WORK ITEM: Below are the records. How many of their lines contain "data"? Give only the number.

----- INPUT MATERIAL

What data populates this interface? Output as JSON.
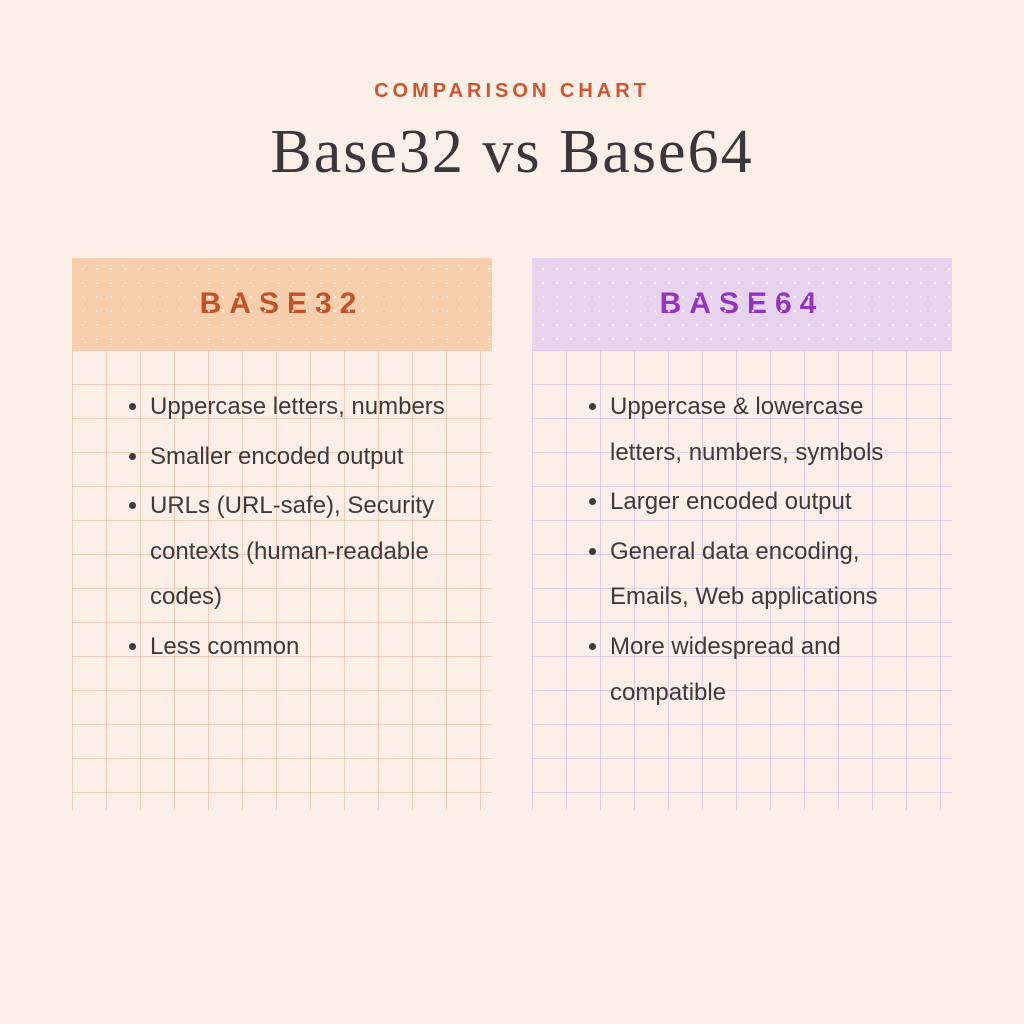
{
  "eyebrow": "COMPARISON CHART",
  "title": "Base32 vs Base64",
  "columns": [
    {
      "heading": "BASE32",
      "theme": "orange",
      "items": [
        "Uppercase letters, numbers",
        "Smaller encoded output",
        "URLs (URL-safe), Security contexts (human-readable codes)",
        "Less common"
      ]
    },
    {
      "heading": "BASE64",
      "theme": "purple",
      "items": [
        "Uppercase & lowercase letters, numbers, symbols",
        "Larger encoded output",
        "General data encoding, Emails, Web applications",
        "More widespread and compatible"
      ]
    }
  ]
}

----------
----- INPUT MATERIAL

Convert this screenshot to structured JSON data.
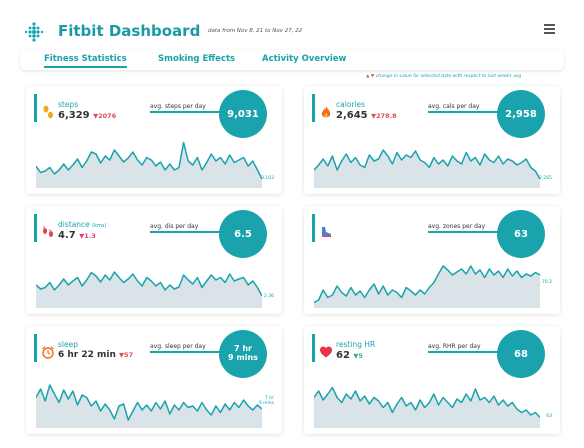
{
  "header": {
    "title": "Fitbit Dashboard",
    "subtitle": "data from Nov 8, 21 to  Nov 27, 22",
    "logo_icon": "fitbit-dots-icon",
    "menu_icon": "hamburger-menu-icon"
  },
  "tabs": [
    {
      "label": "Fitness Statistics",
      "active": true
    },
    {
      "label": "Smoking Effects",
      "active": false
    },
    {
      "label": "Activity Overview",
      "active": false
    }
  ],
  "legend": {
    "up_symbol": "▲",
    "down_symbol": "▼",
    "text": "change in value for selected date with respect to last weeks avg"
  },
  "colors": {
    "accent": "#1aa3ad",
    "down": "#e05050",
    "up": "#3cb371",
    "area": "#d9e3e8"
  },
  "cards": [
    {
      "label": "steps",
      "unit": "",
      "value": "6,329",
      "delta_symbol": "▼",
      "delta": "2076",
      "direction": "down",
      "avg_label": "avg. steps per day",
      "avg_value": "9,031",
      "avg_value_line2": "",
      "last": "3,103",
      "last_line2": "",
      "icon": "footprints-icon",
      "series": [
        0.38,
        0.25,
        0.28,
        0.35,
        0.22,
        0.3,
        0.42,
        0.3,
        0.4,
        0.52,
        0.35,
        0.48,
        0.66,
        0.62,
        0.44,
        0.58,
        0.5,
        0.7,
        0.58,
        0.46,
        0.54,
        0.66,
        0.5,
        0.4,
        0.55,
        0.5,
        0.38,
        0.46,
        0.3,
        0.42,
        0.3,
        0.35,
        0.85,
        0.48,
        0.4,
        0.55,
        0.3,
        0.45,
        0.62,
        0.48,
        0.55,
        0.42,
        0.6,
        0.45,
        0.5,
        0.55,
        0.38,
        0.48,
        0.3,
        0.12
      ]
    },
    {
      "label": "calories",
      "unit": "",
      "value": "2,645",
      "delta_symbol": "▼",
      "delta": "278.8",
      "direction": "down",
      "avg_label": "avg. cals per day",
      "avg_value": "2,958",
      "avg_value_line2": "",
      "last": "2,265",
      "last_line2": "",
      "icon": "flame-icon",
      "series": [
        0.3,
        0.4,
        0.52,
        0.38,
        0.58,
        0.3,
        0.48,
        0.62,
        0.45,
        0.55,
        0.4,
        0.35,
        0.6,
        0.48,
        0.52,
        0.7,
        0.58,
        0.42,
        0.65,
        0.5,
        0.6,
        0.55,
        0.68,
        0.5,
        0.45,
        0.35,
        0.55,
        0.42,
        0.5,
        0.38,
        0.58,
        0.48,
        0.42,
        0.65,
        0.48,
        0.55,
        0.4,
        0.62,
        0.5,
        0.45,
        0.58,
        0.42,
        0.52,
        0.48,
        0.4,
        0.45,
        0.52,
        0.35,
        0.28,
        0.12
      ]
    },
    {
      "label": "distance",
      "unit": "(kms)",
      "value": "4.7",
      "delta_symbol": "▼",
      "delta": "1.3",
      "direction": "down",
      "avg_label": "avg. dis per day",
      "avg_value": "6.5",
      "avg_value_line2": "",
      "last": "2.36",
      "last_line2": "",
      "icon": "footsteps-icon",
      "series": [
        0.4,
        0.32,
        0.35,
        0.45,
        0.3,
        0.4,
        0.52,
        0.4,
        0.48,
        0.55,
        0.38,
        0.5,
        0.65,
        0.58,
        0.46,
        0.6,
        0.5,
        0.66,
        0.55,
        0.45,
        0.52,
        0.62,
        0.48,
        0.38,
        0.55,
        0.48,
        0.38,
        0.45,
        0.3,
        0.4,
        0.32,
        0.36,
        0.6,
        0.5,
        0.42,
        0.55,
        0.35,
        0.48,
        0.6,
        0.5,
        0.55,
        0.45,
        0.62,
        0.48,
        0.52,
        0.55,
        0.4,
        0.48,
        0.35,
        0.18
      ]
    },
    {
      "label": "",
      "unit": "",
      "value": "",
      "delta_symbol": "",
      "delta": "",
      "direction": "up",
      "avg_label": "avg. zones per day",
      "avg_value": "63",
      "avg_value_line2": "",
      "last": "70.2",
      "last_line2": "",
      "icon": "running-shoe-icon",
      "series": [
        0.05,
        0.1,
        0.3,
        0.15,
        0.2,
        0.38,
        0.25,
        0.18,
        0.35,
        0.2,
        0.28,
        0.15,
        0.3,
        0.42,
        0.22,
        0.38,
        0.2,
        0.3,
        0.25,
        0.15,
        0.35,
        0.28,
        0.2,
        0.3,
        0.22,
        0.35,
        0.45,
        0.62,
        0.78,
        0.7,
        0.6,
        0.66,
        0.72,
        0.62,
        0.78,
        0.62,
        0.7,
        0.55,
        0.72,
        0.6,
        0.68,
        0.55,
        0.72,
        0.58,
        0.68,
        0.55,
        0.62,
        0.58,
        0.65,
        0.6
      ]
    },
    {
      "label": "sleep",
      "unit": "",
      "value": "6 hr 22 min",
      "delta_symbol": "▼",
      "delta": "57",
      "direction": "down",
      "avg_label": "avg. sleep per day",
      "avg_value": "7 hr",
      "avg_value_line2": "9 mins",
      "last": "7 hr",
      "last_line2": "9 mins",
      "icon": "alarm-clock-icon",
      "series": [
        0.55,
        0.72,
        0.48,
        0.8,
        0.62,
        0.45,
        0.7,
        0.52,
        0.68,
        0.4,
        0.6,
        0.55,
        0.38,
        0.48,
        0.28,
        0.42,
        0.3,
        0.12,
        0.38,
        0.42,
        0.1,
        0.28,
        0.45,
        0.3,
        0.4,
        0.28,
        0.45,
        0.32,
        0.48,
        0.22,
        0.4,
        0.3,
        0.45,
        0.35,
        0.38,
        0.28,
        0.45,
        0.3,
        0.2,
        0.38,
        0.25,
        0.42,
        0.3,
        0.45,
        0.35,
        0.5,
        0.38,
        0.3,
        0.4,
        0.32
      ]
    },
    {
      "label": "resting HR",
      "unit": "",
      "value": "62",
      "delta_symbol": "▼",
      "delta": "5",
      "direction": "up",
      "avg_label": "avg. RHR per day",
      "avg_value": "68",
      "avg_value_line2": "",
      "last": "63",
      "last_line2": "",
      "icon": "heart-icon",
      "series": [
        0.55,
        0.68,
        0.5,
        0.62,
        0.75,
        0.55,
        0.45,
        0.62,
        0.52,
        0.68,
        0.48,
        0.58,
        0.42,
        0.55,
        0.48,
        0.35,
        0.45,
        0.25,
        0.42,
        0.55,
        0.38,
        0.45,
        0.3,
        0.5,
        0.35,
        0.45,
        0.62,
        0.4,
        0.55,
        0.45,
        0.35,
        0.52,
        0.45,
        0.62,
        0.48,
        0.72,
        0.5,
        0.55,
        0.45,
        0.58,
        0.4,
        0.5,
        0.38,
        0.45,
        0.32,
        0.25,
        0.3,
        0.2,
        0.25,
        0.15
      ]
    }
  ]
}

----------

OUTPUT: 4